Are you afraid of the title “based on a computer game”, which has provided us with so many disappointments in the past? Good, because Netflix’s new fantasy / action series, “Arkain”, which is based on the ultra-popular network game League of Legends, turns out to be a wonderful thing in its own right – and you do not even need to know the game to enjoy it
First, the most important thing about Arcane, Netflix’s new animated series that came out last week: Scouting, and hope you all will, certainly do not need to be familiar with the multiplayer online game on which it is based, League of Legends. Some of these viewers will no doubt come to it with an early acquaintance, since the game has been the most popular in the world for some time, but it is certainly not necessary to enjoy it and appreciate its obvious qualities. She’s so good.
The story takes place in the great city of Pilotover, which is divided into two – on the one hand the rich and fertile “upper city”, with its aristocratic status and the patrolling police force in the streets, and on the other the lower city, a zone named after its dubious inhabitants, .
V and Powder (Hailey Steinfeld and Ella Fornell, respectively) are two Zoon residents – sisters, street girls gathered under the benevolent wings of Vander (J.B. Blanc), a former one of the city’s crime bosses. V leads a gang of young thieves, and Powder – the youngest in the gang, and who has toiled on a variety of technological inventions that tend to spoil as soon as they are needed – is chased after them but usually does more harm than good.
At the same time, the story follows what is happening in the upper city – and specifically the experiences of Jayce (Kevin Alejandro), a young academic who finds a way to combine magic and science but finds himself struggling in the ruling council of Pilotover, which sees taboos as tragedies in the distant past. When Jayce arrives at a breakthrough in his research with his colleague Victor (Harry Lloyd), his techno-magical refinements change Filter’s face – and also the lives of V and Powder, who find themselves separated from each other, alone.

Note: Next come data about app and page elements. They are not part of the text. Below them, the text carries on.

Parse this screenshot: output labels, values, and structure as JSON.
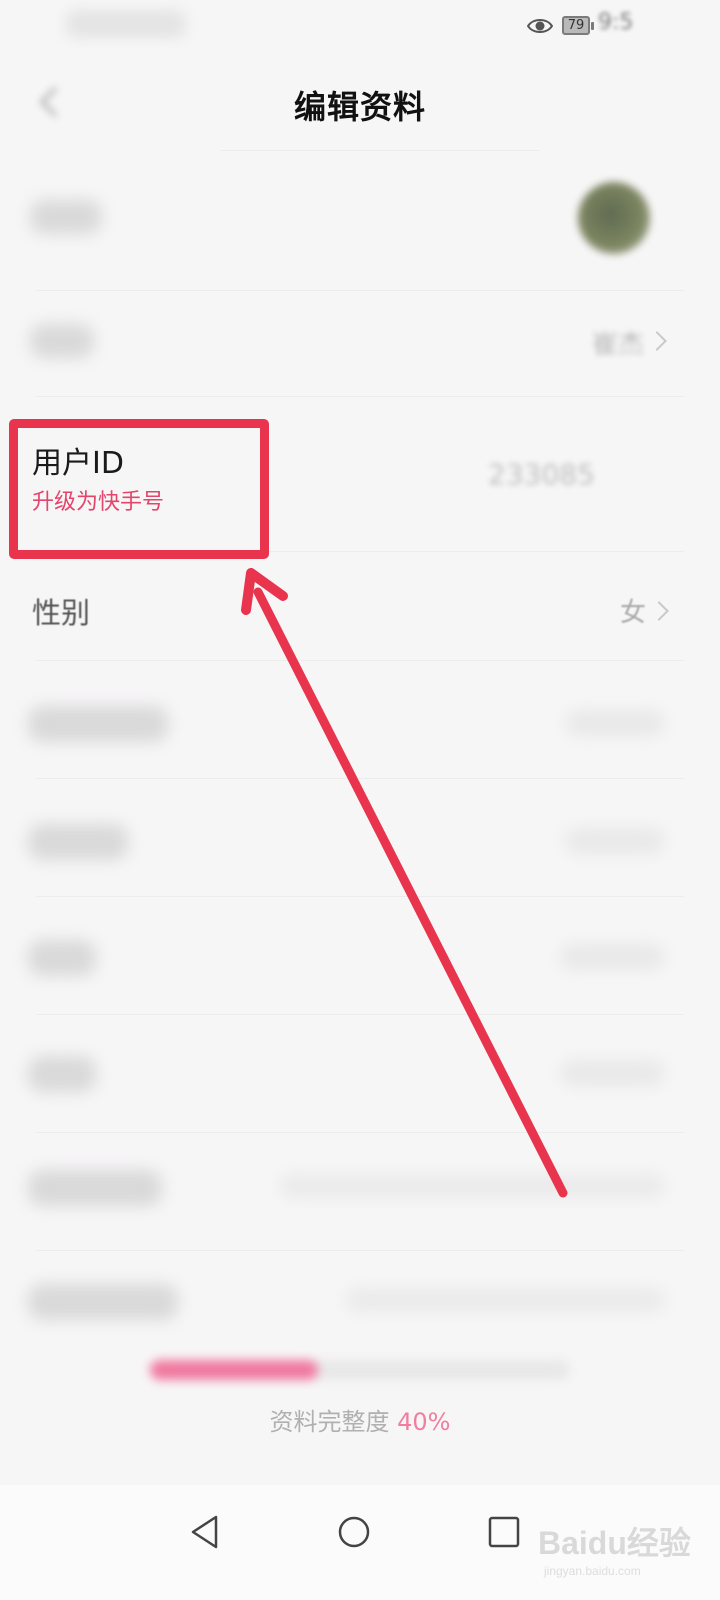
{
  "status_bar": {
    "battery_level": "79",
    "time": "9:5",
    "icons": [
      "eye-icon",
      "battery-icon"
    ]
  },
  "header": {
    "title": "编辑资料",
    "back_icon": "back-arrow-icon"
  },
  "fields": {
    "nickname_value": "崔杰",
    "user_id_label": "用户ID",
    "user_id_value": "233085",
    "upgrade_link": "升级为快手号",
    "gender_label": "性别",
    "gender_value": "女"
  },
  "profile_completeness": {
    "label": "资料完整度",
    "percent_text": "40%",
    "progress_fraction": 0.4
  },
  "annotation": {
    "box_color": "#e9344e",
    "arrow_color": "#e9344e"
  },
  "nav_bar": {
    "icons": [
      "back-triangle-icon",
      "home-circle-icon",
      "recent-square-icon"
    ]
  },
  "watermark": {
    "logo": "Baidu经验",
    "sub": "jingyan.baidu.com"
  },
  "colors": {
    "accent": "#e2466b",
    "background": "#f7f6f7"
  }
}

And this is just the beginning, as at some point the plot of “Arkain” jumps a few years ahead to accompany its protagonists as they face the consequences of their actions – and we have not yet begun to talk about the extensive gallery of fascinating sub-characters that the series presents. This is not a trivial matter in action-oriented animated series like this: to give a clear character and convincing motives to so many characters, often in a nuanced way. But the result is not over-compression, as is sometimes the case in works that try to push together so many heroes and characters, but inexhaustible plot richness, one that rests on the stable dramatic skeleton embodied in the relationship between V and Powder – and the more general, ever-relevant class confrontation The bottom.
And now let’s turn to the other reason that should bring you to “Arkain”, apart from its successful story and fascinating characters: the animation and the style. The person responsible for them is the French studio Fortiche, and if the name is unfamiliar to you, that’s fine because it’s not a very well-known animation studio – to this day it has specialized mainly in clips and trailers for computer games. But in light of their work here, these French guys are still going to make big and besieged, because visually “Arkain” is simply stunning.
It’s not just the distinctly steampunk vibe that gives Pilotover, for its two distinct territories, a distinct identity that corresponds with previous works in the steampunk subgenre, and with famous MDA works in general (from “Blade Runner” to “Akira”); The wonderful animation that combines computer effects with classic two-dimensional animation, and these are not only the impressive action sequences, both in the level of movement and in the level of directing and editing – no, it is mainly the facial expressions, and specifically the eyes, that the talented animators bothered.
Much of the dramatic effect of “Arkain” can be attributed to these eyes, whose expression requests are often reminiscent of works of the Japanese anime genre (an effect that permeates a variety of aspects of animation in “Arkain”; have we already mentioned “Akira”?). Powder’s character, for example, undergoes a significant upheaval in the series – and often she does not have to say anything, does not have to convey her grief and the violent psychosis that blooms in her, since her eyes do the work for her. Or rather, it is the animators who do the work.
All of these – the devastating animation, the compelling characters and the successful story, full of dramatic conflicts – crystallize together into a series that completely, but completely, is going to surprise those who watch it. Traditionally, works based on computer games are not received with much sympathy – often because they have already established a fan base on one platform, and while these fans come in advance with a set of expectations, the random viewer has no idea what they want from him and why they decided to make a movie / series. “Arkain” eludes both bumps because fans of the game can not help but be impressed by the investment, art and imagination that are evident in it – and because the other viewers can not help but be impressed by the exact same reasons. What a beauty.